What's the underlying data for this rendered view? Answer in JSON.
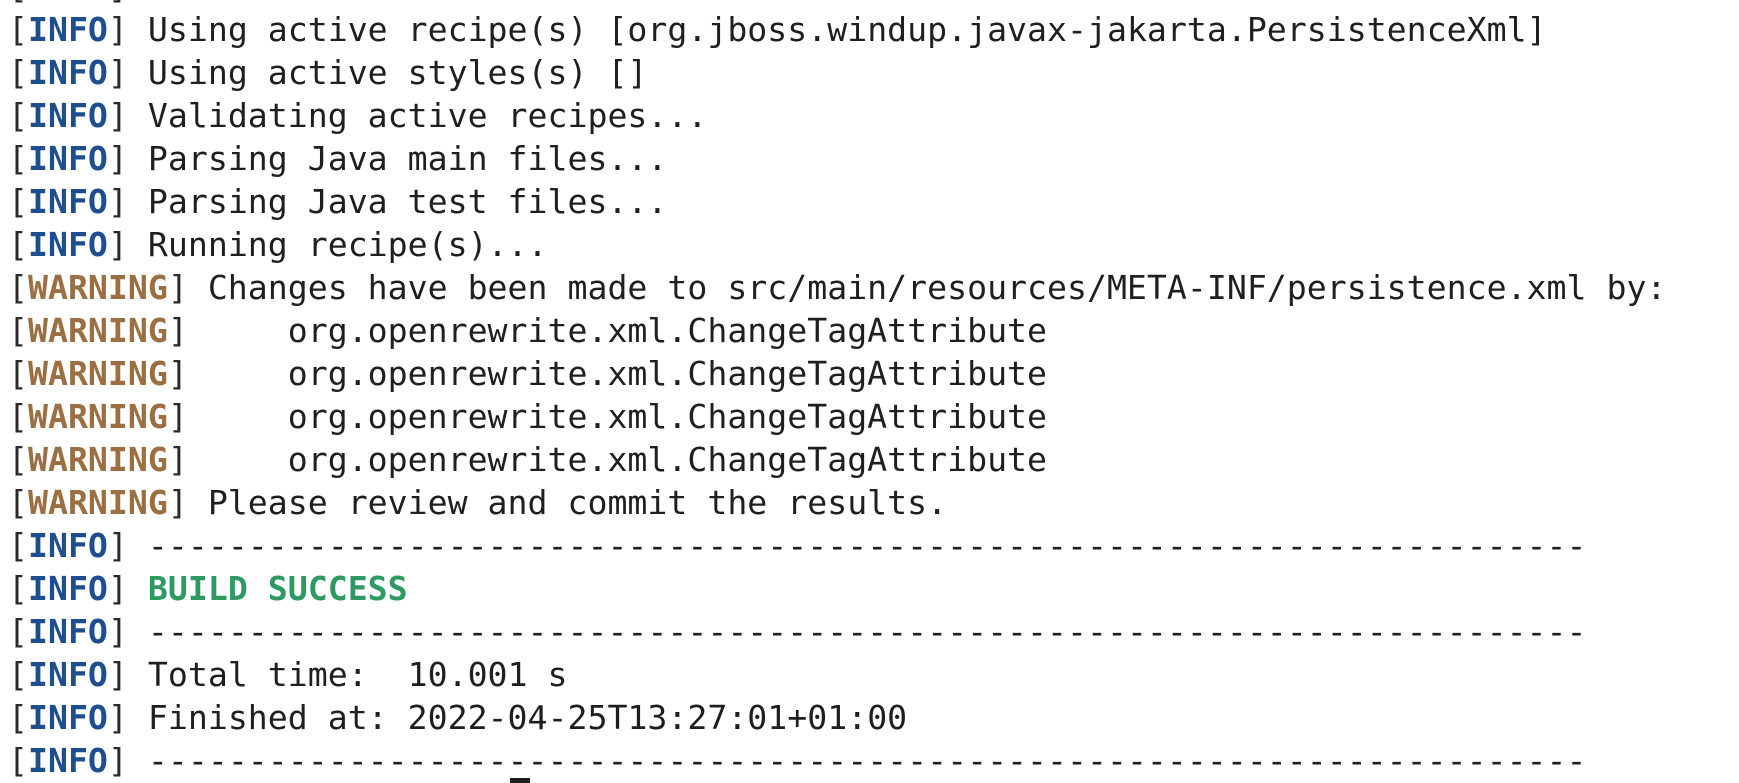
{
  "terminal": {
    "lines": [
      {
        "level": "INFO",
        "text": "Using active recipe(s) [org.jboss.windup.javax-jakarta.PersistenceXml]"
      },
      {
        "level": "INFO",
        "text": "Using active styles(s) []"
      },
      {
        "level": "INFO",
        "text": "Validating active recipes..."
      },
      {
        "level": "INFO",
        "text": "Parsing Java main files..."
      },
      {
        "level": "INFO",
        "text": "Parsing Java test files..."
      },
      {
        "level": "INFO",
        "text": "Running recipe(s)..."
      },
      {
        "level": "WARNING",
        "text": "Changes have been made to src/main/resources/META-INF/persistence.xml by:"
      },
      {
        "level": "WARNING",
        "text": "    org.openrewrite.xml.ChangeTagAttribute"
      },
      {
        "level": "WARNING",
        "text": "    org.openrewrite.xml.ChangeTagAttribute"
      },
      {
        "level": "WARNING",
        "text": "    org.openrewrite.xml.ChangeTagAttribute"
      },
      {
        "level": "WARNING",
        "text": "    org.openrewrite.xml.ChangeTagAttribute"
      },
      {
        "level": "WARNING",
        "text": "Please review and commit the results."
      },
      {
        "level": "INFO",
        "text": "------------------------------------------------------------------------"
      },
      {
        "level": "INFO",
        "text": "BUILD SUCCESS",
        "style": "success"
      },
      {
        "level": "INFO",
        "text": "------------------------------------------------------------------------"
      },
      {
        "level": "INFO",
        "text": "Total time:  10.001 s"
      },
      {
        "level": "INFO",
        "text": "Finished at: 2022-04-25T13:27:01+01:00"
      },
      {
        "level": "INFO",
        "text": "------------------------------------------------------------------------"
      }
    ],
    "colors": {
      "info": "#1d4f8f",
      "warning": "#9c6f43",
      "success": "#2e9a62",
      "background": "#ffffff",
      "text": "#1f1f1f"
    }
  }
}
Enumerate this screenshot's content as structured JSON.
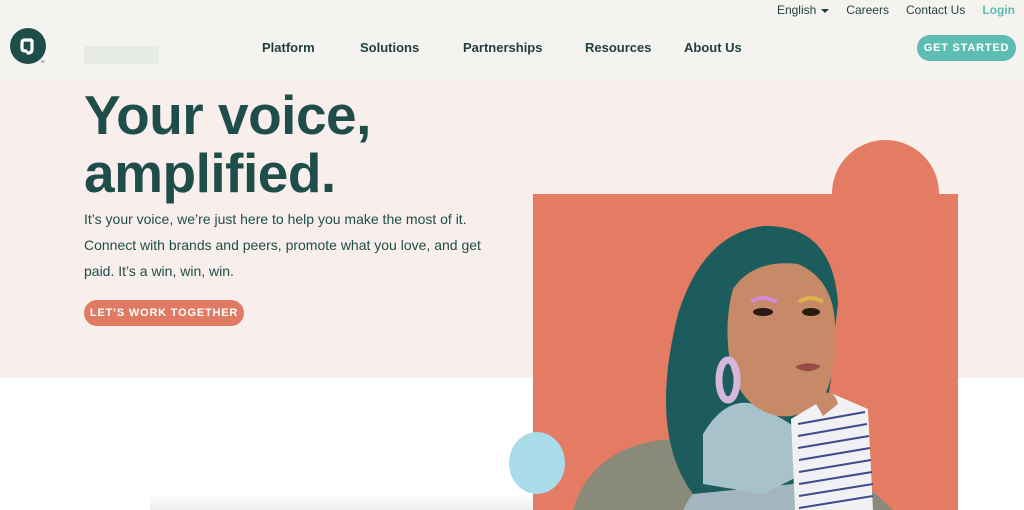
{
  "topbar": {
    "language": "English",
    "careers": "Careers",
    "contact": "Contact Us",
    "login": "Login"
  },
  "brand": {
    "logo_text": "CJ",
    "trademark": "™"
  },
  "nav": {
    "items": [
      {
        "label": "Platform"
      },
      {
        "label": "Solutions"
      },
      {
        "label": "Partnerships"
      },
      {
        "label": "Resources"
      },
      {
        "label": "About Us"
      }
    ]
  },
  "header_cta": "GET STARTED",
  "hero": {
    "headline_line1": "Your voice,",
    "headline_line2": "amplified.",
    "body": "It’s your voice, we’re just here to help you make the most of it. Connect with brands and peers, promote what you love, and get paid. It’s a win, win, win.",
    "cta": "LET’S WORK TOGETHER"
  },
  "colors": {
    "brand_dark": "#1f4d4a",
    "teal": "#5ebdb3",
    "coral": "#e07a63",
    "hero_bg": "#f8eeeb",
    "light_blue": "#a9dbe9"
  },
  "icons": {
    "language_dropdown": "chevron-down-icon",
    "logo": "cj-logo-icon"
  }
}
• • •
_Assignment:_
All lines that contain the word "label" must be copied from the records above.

_Answer:_
        "label": "Platform"
        "label": "Solutions"
        "label": "Partnerships"
        "label": "Resources"
        "label": "About Us"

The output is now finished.